This song to you all – Thank you for being my Dad

 

Music & Lyrics by Jon Barker.

A son rarely tells his Father How he really feels,
A handshake or a pat on the back Is all that he reveals,
I’d like to right that wrong,
Here in this little song.

Thank you for shaping my life,
Thank you for teaching me all you can,
You are no ordinary man,
You make me everything I am.

Thank you for taking the time,
Thank you for showing me the way,
And thank you for being thereWhen I need you,
Thank you for every single day.

Now I’ve been blessed with a son of my own,
Got my own bedtime stories to tell,
If I can raise him half as wellAs you raised me,
Guess I’ll be doing pretty well.

Thank you for your guiding hand,
Thank you for making my dreams come true,
You’re an extraordinary man,
And I hope you’re as proud of me
As I am proud of you.

Thank you for giving me life,
Thank you for showing me good from bad
.I guess I’m only really trying to say,
Thank you for being my Dad.

Even though the years drift away, I
never took the time just to say,
‘I love you, and I always have,
And thank you for being my Dad.’

‘Thank you for being my Dad.’

Just Walk Away

Just Walk Away

 

I know I never loved this way before
And no one else has loved me more
With you I’ve laughed and cried
I have lived and died
What I wouldn’t do just to be with you
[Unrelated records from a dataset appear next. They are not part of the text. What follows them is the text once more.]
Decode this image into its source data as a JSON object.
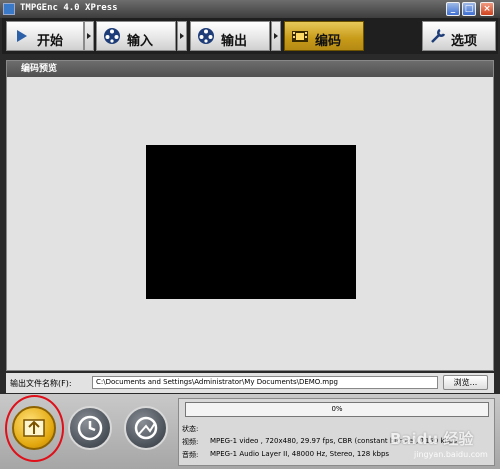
{
  "window": {
    "title": "TMPGEnc 4.0 XPress",
    "controls": [
      "_",
      "□",
      "×"
    ]
  },
  "toolbar": {
    "tabs": [
      {
        "label": "开始",
        "icon": "play-icon",
        "active": false
      },
      {
        "label": "输入",
        "icon": "film-reel-icon",
        "active": false
      },
      {
        "label": "输出",
        "icon": "film-reel-icon",
        "active": false
      },
      {
        "label": "编码",
        "icon": "film-strip-icon",
        "active": true
      }
    ],
    "options_label": "选项"
  },
  "preview_panel": {
    "header": "编码预览"
  },
  "output": {
    "label": "输出文件名称(F):",
    "path": "C:\\Documents and Settings\\Administrator\\My Documents\\DEMO.mpg",
    "browse_label": "浏览..."
  },
  "controls": {
    "buttons": [
      {
        "icon": "start-encode-icon"
      },
      {
        "icon": "clock-icon"
      },
      {
        "icon": "batch-encode-icon"
      }
    ]
  },
  "status": {
    "progress_text": "0%",
    "progress": 0,
    "state_label": "状态:",
    "video_label": "视频:",
    "video_value": "MPEG-1 video , 720x480, 29.97 fps, CBR (constant bitrate), 1150 kbps",
    "audio_label": "音频:",
    "audio_value": "MPEG-1 Audio Layer II, 48000 Hz, Stereo, 128 kbps"
  },
  "watermark": {
    "main": "Baidu 经验",
    "sub": "jingyan.baidu.com"
  },
  "colors": {
    "accent": "#d9a51b",
    "annotation": "#e0101a"
  }
}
I know I must forget you to go on
I can’t hold back my tears too long
Though life won’t be the same
I’ve got to take the blame
And find the strength I need to let you go

Just walk away
Just say goodbye
Don’t turn around now you may see me cry
I mustn’t fall apart
Or show my broken heart
Or the love I feel for you

So walk away
And close the door
And let my life be as it was before
And I’ll never never know
Just how I let you go
But there’s nothing left to say
Just walk away

There’ll never be a moment I’ll regret
I’ve loved you since the day we met
For all the love you gave
And all the love we made
I know I’ve got to find the strength to say

Just walk away
Just say goodbye
Don’t turn around now you may see me cry
I mustn’t fall apart
Or show my broken heart
Or the love I feel for you

So walk away
And close the door
And let my life be as it was before
And as you leave
I know I love you more
Just how I let you go
But there’s nothing left to say
Just walk away.

 

 

I Need to Know – Marc Anthony

I Need to Know – Marc Anthony

 

They say around the way you’ve asked for me
There’s even talk about you wanting me
I must admit that’s what I want to hear
But that’s just talk until you take me there oh

If it’s true don’t leave me all alone out here
Wondering if you’re ever gonna take me there
Tell me what you’re feeling cause I need to know
Girl you’ve gotta let me know which way to go

Cause I need to know
I need to know
Tell me baby girl cause I need to know
I need to know
I need to know
Tell me baby girl cause I need to know

My every thought is of this being true
It’s getting harder not to think of you
Giel I’m exactly where I wanna be
The only thing is I need you here with me – oh
If it’s true don’t leave me all alone out here
Wondering if you’re ever gonna take me there
Tell me what you’re feeling cause I need to know
Girl you’ve gotta let me know which way to go

Cause I need to know
I need to know
Tell me baby girl cause I need to know
I need to know
I need to know
Tell me baby girl cause I need to know